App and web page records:
============================================================
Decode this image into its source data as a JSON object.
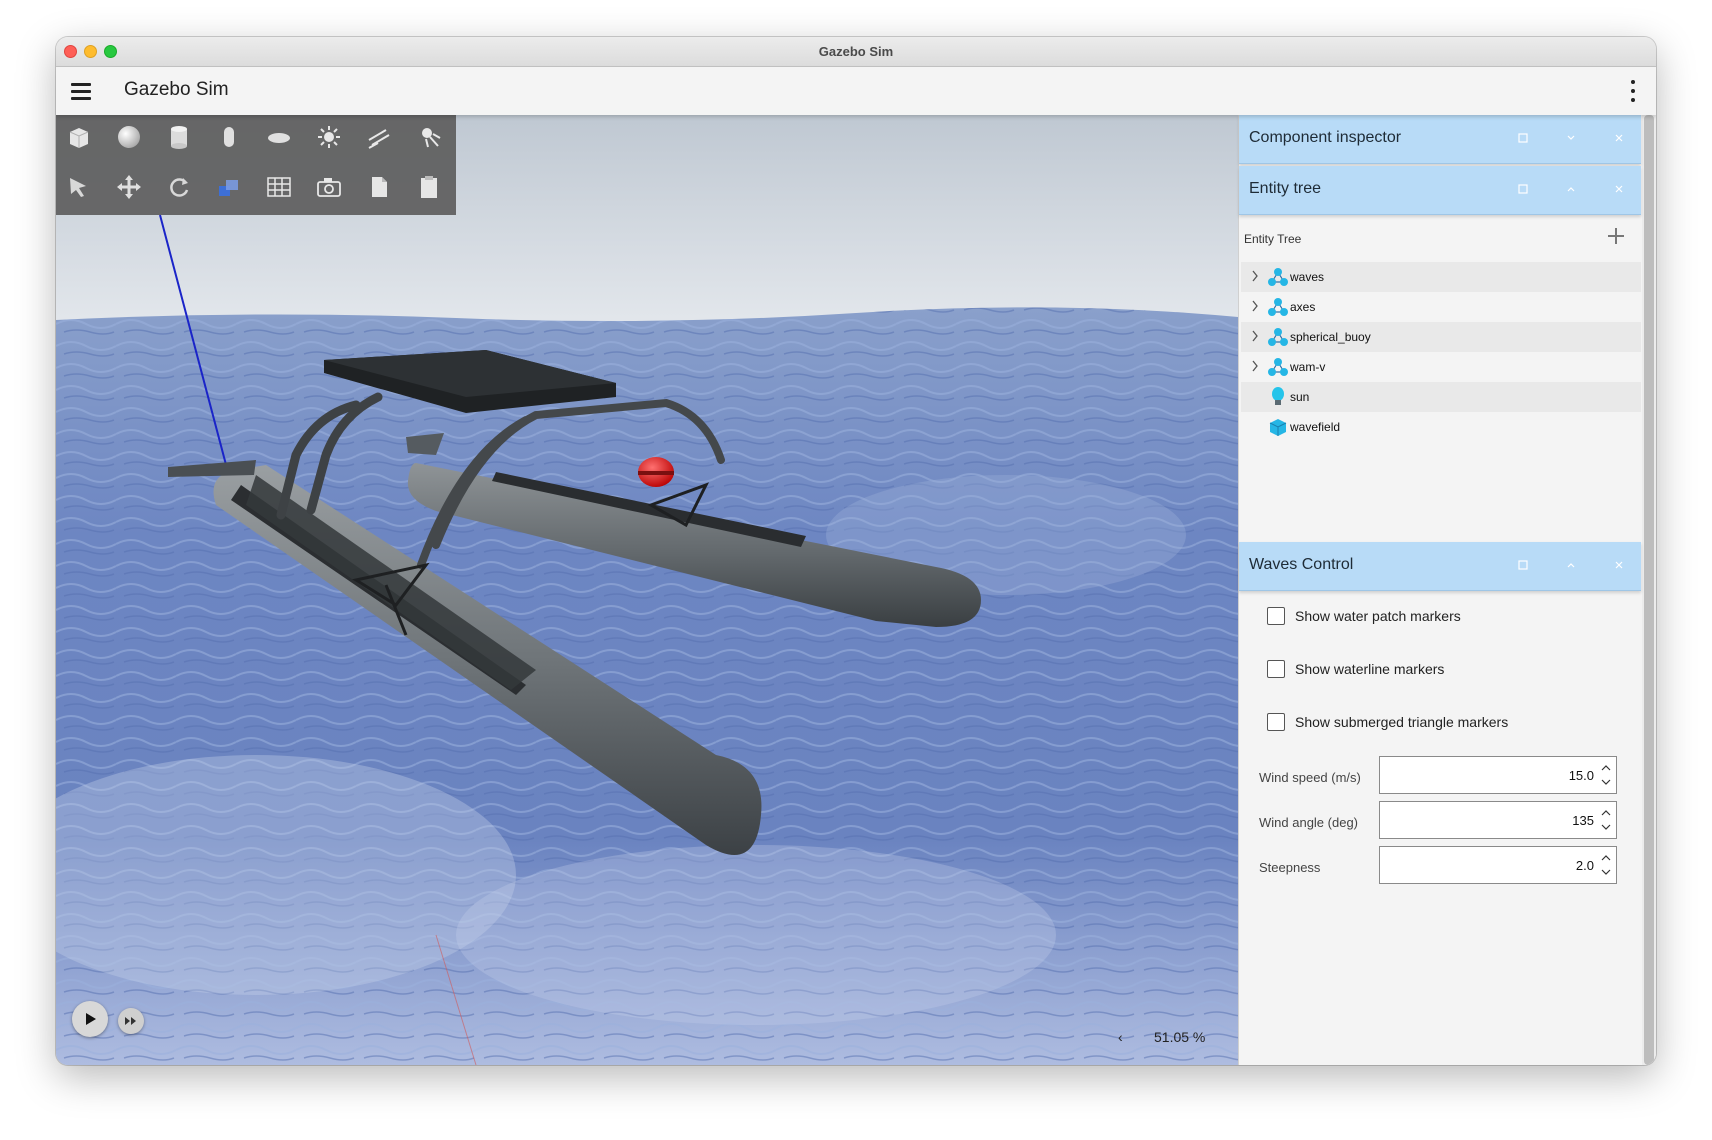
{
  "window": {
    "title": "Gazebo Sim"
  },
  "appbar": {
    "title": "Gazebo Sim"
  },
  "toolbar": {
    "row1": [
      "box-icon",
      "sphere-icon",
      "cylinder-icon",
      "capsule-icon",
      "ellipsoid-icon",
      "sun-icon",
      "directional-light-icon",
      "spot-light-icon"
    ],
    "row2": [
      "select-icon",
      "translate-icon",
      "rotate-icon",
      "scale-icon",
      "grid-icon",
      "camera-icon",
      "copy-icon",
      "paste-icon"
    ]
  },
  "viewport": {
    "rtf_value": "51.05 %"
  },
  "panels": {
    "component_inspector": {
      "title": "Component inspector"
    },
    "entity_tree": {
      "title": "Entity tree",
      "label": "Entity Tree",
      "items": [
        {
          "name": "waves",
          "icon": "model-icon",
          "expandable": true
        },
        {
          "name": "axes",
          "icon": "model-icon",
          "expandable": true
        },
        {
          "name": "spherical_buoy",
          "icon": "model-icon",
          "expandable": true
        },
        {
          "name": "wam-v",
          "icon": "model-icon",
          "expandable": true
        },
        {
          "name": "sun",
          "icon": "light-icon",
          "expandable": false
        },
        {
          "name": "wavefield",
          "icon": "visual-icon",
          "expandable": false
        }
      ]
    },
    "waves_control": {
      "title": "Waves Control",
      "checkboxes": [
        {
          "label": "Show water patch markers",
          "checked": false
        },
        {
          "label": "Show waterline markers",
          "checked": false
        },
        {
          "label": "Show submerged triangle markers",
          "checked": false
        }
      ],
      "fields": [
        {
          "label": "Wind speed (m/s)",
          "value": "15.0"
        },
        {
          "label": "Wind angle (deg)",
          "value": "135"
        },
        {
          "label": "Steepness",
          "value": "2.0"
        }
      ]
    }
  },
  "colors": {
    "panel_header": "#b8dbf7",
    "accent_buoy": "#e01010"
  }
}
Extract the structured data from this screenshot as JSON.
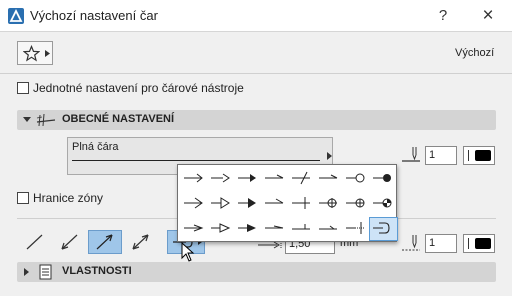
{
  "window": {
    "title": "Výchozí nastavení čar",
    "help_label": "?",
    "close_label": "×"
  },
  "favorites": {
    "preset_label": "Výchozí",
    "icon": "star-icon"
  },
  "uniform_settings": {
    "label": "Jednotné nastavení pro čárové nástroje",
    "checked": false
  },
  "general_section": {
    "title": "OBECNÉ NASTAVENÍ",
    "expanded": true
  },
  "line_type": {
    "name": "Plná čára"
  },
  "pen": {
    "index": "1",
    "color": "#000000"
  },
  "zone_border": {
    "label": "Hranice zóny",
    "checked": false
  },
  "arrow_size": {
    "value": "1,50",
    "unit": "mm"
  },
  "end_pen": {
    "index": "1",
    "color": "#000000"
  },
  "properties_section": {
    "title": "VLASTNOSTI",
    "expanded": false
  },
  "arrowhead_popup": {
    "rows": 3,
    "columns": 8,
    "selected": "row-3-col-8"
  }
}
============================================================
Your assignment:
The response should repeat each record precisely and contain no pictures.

Written reply:
Decode this image into its source data as a JSON object.
{
  "window": {
    "title": "Gazebo Sim"
  },
  "appbar": {
    "title": "Gazebo Sim"
  },
  "toolbar": {
    "row1": [
      "box-icon",
      "sphere-icon",
      "cylinder-icon",
      "capsule-icon",
      "ellipsoid-icon",
      "sun-icon",
      "directional-light-icon",
      "spot-light-icon"
    ],
    "row2": [
      "select-icon",
      "translate-icon",
      "rotate-icon",
      "scale-icon",
      "grid-icon",
      "camera-icon",
      "copy-icon",
      "paste-icon"
    ]
  },
  "viewport": {
    "rtf_value": "51.05 %"
  },
  "panels": {
    "component_inspector": {
      "title": "Component inspector"
    },
    "entity_tree": {
      "title": "Entity tree",
      "label": "Entity Tree",
      "items": [
        {
          "name": "waves",
          "icon": "model-icon",
          "expandable": true
        },
        {
          "name": "axes",
          "icon": "model-icon",
          "expandable": true
        },
        {
          "name": "spherical_buoy",
          "icon": "model-icon",
          "expandable": true
        },
        {
          "name": "wam-v",
          "icon": "model-icon",
          "expandable": true
        },
        {
          "name": "sun",
          "icon": "light-icon",
          "expandable": false
        },
        {
          "name": "wavefield",
          "icon": "visual-icon",
          "expandable": false
        }
      ]
    },
    "waves_control": {
      "title": "Waves Control",
      "checkboxes": [
        {
          "label": "Show water patch markers",
          "checked": false
        },
        {
          "label": "Show waterline markers",
          "checked": false
        },
        {
          "label": "Show submerged triangle markers",
          "checked": false
        }
      ],
      "fields": [
        {
          "label": "Wind speed (m/s)",
          "value": "15.0"
        },
        {
          "label": "Wind angle (deg)",
          "value": "135"
        },
        {
          "label": "Steepness",
          "value": "2.0"
        }
      ]
    }
  },
  "colors": {
    "panel_header": "#b8dbf7",
    "accent_buoy": "#e01010"
  }
}
Extract the structured data from this screenshot as JSON.
{
  "window": {
    "title": "Výchozí nastavení čar",
    "help_label": "?",
    "close_label": "×"
  },
  "favorites": {
    "preset_label": "Výchozí",
    "icon": "star-icon"
  },
  "uniform_settings": {
    "label": "Jednotné nastavení pro čárové nástroje",
    "checked": false
  },
  "general_section": {
    "title": "OBECNÉ NASTAVENÍ",
    "expanded": true
  },
  "line_type": {
    "name": "Plná čára"
  },
  "pen": {
    "index": "1",
    "color": "#000000"
  },
  "zone_border": {
    "label": "Hranice zóny",
    "checked": false
  },
  "arrow_size": {
    "value": "1,50",
    "unit": "mm"
  },
  "end_pen": {
    "index": "1",
    "color": "#000000"
  },
  "properties_section": {
    "title": "VLASTNOSTI",
    "expanded": false
  },
  "arrowhead_popup": {
    "rows": 3,
    "columns": 8,
    "selected": "row-3-col-8"
  }
}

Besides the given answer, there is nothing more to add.